THE RECORDS

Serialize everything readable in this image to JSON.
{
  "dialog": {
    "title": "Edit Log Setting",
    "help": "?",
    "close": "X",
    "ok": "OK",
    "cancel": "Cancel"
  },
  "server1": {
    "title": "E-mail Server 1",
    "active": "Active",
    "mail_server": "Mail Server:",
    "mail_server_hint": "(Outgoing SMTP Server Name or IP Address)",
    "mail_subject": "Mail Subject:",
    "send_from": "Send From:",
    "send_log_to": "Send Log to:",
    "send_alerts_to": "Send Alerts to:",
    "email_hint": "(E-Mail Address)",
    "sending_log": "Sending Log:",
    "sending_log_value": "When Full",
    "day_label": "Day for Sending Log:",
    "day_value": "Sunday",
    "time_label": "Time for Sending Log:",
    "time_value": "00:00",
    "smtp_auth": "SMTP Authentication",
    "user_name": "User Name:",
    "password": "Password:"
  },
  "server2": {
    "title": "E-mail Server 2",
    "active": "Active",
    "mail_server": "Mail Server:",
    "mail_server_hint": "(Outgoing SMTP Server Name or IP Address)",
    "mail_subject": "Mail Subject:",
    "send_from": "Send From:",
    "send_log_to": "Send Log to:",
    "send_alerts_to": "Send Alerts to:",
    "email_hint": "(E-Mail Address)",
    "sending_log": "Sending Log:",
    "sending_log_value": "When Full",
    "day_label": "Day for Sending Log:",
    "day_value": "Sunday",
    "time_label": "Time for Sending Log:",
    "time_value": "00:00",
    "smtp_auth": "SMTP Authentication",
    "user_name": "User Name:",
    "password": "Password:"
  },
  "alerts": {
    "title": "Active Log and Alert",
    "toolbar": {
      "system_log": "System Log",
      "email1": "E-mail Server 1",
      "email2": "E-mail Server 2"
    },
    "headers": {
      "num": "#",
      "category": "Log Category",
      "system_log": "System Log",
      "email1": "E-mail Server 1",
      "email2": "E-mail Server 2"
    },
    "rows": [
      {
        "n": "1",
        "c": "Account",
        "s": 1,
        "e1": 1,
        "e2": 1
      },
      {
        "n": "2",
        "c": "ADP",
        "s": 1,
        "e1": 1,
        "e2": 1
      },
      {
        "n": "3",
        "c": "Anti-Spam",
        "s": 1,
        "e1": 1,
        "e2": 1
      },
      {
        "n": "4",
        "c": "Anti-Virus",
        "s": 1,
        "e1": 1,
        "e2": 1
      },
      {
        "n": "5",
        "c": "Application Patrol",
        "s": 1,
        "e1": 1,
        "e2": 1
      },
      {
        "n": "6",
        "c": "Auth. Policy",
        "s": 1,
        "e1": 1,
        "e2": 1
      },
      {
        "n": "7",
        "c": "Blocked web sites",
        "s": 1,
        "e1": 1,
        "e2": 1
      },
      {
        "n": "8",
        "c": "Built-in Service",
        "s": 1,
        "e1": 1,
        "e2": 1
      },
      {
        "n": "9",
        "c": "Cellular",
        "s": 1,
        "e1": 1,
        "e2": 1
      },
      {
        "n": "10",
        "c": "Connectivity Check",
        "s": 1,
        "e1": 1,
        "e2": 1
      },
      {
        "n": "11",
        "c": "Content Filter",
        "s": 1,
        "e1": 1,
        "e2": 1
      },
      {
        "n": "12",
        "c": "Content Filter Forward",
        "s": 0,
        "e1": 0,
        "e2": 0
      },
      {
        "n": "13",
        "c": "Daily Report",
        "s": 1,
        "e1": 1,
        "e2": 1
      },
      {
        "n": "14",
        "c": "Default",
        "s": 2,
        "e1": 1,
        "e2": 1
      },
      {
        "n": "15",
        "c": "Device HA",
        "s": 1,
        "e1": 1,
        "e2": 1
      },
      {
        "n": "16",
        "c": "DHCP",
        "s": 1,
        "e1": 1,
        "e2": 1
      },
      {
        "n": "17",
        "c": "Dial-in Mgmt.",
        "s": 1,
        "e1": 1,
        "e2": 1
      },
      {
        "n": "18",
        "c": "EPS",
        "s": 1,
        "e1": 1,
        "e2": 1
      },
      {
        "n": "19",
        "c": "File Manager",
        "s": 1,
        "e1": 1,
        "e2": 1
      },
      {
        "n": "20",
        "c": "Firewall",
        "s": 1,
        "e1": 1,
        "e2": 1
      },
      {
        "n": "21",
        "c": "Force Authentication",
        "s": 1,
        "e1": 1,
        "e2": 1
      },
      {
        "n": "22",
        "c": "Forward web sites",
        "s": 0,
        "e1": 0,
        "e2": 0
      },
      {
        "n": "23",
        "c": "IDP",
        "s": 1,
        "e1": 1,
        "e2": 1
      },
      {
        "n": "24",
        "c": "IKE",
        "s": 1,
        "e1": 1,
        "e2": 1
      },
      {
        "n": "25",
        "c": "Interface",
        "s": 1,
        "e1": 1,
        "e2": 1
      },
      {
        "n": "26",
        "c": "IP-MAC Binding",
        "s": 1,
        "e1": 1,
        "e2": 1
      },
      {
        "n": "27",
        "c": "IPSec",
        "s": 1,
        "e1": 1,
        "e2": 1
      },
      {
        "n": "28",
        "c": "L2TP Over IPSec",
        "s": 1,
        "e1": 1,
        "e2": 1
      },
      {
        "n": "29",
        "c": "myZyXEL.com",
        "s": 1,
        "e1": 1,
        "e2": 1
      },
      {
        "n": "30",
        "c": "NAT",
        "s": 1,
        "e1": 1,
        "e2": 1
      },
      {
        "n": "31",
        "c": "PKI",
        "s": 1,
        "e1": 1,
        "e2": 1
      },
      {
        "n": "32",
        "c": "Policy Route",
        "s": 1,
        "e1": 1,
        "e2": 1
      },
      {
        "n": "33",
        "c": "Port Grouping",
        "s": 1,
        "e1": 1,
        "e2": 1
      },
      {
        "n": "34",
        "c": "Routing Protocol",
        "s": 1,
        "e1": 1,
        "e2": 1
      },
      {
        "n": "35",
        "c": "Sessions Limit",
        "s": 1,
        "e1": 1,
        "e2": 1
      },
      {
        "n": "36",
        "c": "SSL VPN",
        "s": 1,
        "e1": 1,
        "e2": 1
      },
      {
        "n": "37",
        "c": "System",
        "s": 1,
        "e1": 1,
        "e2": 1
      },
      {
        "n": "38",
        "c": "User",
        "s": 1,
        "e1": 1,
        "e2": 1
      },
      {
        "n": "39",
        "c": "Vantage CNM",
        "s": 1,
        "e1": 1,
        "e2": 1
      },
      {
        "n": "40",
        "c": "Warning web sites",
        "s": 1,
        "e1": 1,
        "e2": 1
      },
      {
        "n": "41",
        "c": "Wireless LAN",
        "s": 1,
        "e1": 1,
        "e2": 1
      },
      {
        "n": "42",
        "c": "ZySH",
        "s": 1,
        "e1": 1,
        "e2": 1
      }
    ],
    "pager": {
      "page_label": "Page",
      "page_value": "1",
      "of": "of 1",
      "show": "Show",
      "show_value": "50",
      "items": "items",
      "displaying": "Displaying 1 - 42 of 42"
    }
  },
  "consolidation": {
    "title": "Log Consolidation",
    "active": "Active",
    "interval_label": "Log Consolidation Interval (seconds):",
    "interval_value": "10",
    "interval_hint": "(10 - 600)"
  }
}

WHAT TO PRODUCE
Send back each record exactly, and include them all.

TASK ANSWER
Serialize everything readable in this image to JSON.
{
  "dialog": {
    "title": "Edit Log Setting",
    "help": "?",
    "close": "X",
    "ok": "OK",
    "cancel": "Cancel"
  },
  "server1": {
    "title": "E-mail Server 1",
    "active": "Active",
    "mail_server": "Mail Server:",
    "mail_server_hint": "(Outgoing SMTP Server Name or IP Address)",
    "mail_subject": "Mail Subject:",
    "send_from": "Send From:",
    "send_log_to": "Send Log to:",
    "send_alerts_to": "Send Alerts to:",
    "email_hint": "(E-Mail Address)",
    "sending_log": "Sending Log:",
    "sending_log_value": "When Full",
    "day_label": "Day for Sending Log:",
    "day_value": "Sunday",
    "time_label": "Time for Sending Log:",
    "time_value": "00:00",
    "smtp_auth": "SMTP Authentication",
    "user_name": "User Name:",
    "password": "Password:"
  },
  "server2": {
    "title": "E-mail Server 2",
    "active": "Active",
    "mail_server": "Mail Server:",
    "mail_server_hint": "(Outgoing SMTP Server Name or IP Address)",
    "mail_subject": "Mail Subject:",
    "send_from": "Send From:",
    "send_log_to": "Send Log to:",
    "send_alerts_to": "Send Alerts to:",
    "email_hint": "(E-Mail Address)",
    "sending_log": "Sending Log:",
    "sending_log_value": "When Full",
    "day_label": "Day for Sending Log:",
    "day_value": "Sunday",
    "time_label": "Time for Sending Log:",
    "time_value": "00:00",
    "smtp_auth": "SMTP Authentication",
    "user_name": "User Name:",
    "password": "Password:"
  },
  "alerts": {
    "title": "Active Log and Alert",
    "toolbar": {
      "system_log": "System Log",
      "email1": "E-mail Server 1",
      "email2": "E-mail Server 2"
    },
    "headers": {
      "num": "#",
      "category": "Log Category",
      "system_log": "System Log",
      "email1": "E-mail Server 1",
      "email2": "E-mail Server 2"
    },
    "rows": [
      {
        "n": "1",
        "c": "Account",
        "s": 1,
        "e1": 1,
        "e2": 1
      },
      {
        "n": "2",
        "c": "ADP",
        "s": 1,
        "e1": 1,
        "e2": 1
      },
      {
        "n": "3",
        "c": "Anti-Spam",
        "s": 1,
        "e1": 1,
        "e2": 1
      },
      {
        "n": "4",
        "c": "Anti-Virus",
        "s": 1,
        "e1": 1,
        "e2": 1
      },
      {
        "n": "5",
        "c": "Application Patrol",
        "s": 1,
        "e1": 1,
        "e2": 1
      },
      {
        "n": "6",
        "c": "Auth. Policy",
        "s": 1,
        "e1": 1,
        "e2": 1
      },
      {
        "n": "7",
        "c": "Blocked web sites",
        "s": 1,
        "e1": 1,
        "e2": 1
      },
      {
        "n": "8",
        "c": "Built-in Service",
        "s": 1,
        "e1": 1,
        "e2": 1
      },
      {
        "n": "9",
        "c": "Cellular",
        "s": 1,
        "e1": 1,
        "e2": 1
      },
      {
        "n": "10",
        "c": "Connectivity Check",
        "s": 1,
        "e1": 1,
        "e2": 1
      },
      {
        "n": "11",
        "c": "Content Filter",
        "s": 1,
        "e1": 1,
        "e2": 1
      },
      {
        "n": "12",
        "c": "Content Filter Forward",
        "s": 0,
        "e1": 0,
        "e2": 0
      },
      {
        "n": "13",
        "c": "Daily Report",
        "s": 1,
        "e1": 1,
        "e2": 1
      },
      {
        "n": "14",
        "c": "Default",
        "s": 2,
        "e1": 1,
        "e2": 1
      },
      {
        "n": "15",
        "c": "Device HA",
        "s": 1,
        "e1": 1,
        "e2": 1
      },
      {
        "n": "16",
        "c": "DHCP",
        "s": 1,
        "e1": 1,
        "e2": 1
      },
      {
        "n": "17",
        "c": "Dial-in Mgmt.",
        "s": 1,
        "e1": 1,
        "e2": 1
      },
      {
        "n": "18",
        "c": "EPS",
        "s": 1,
        "e1": 1,
        "e2": 1
      },
      {
        "n": "19",
        "c": "File Manager",
        "s": 1,
        "e1": 1,
        "e2": 1
      },
      {
        "n": "20",
        "c": "Firewall",
        "s": 1,
        "e1": 1,
        "e2": 1
      },
      {
        "n": "21",
        "c": "Force Authentication",
        "s": 1,
        "e1": 1,
        "e2": 1
      },
      {
        "n": "22",
        "c": "Forward web sites",
        "s": 0,
        "e1": 0,
        "e2": 0
      },
      {
        "n": "23",
        "c": "IDP",
        "s": 1,
        "e1": 1,
        "e2": 1
      },
      {
        "n": "24",
        "c": "IKE",
        "s": 1,
        "e1": 1,
        "e2": 1
      },
      {
        "n": "25",
        "c": "Interface",
        "s": 1,
        "e1": 1,
        "e2": 1
      },
      {
        "n": "26",
        "c": "IP-MAC Binding",
        "s": 1,
        "e1": 1,
        "e2": 1
      },
      {
        "n": "27",
        "c": "IPSec",
        "s": 1,
        "e1": 1,
        "e2": 1
      },
      {
        "n": "28",
        "c": "L2TP Over IPSec",
        "s": 1,
        "e1": 1,
        "e2": 1
      },
      {
        "n": "29",
        "c": "myZyXEL.com",
        "s": 1,
        "e1": 1,
        "e2": 1
      },
      {
        "n": "30",
        "c": "NAT",
        "s": 1,
        "e1": 1,
        "e2": 1
      },
      {
        "n": "31",
        "c": "PKI",
        "s": 1,
        "e1": 1,
        "e2": 1
      },
      {
        "n": "32",
        "c": "Policy Route",
        "s": 1,
        "e1": 1,
        "e2": 1
      },
      {
        "n": "33",
        "c": "Port Grouping",
        "s": 1,
        "e1": 1,
        "e2": 1
      },
      {
        "n": "34",
        "c": "Routing Protocol",
        "s": 1,
        "e1": 1,
        "e2": 1
      },
      {
        "n": "35",
        "c": "Sessions Limit",
        "s": 1,
        "e1": 1,
        "e2": 1
      },
      {
        "n": "36",
        "c": "SSL VPN",
        "s": 1,
        "e1": 1,
        "e2": 1
      },
      {
        "n": "37",
        "c": "System",
        "s": 1,
        "e1": 1,
        "e2": 1
      },
      {
        "n": "38",
        "c": "User",
        "s": 1,
        "e1": 1,
        "e2": 1
      },
      {
        "n": "39",
        "c": "Vantage CNM",
        "s": 1,
        "e1": 1,
        "e2": 1
      },
      {
        "n": "40",
        "c": "Warning web sites",
        "s": 1,
        "e1": 1,
        "e2": 1
      },
      {
        "n": "41",
        "c": "Wireless LAN",
        "s": 1,
        "e1": 1,
        "e2": 1
      },
      {
        "n": "42",
        "c": "ZySH",
        "s": 1,
        "e1": 1,
        "e2": 1
      }
    ],
    "pager": {
      "page_label": "Page",
      "page_value": "1",
      "of": "of 1",
      "show": "Show",
      "show_value": "50",
      "items": "items",
      "displaying": "Displaying 1 - 42 of 42"
    }
  },
  "consolidation": {
    "title": "Log Consolidation",
    "active": "Active",
    "interval_label": "Log Consolidation Interval (seconds):",
    "interval_value": "10",
    "interval_hint": "(10 - 600)"
  }
}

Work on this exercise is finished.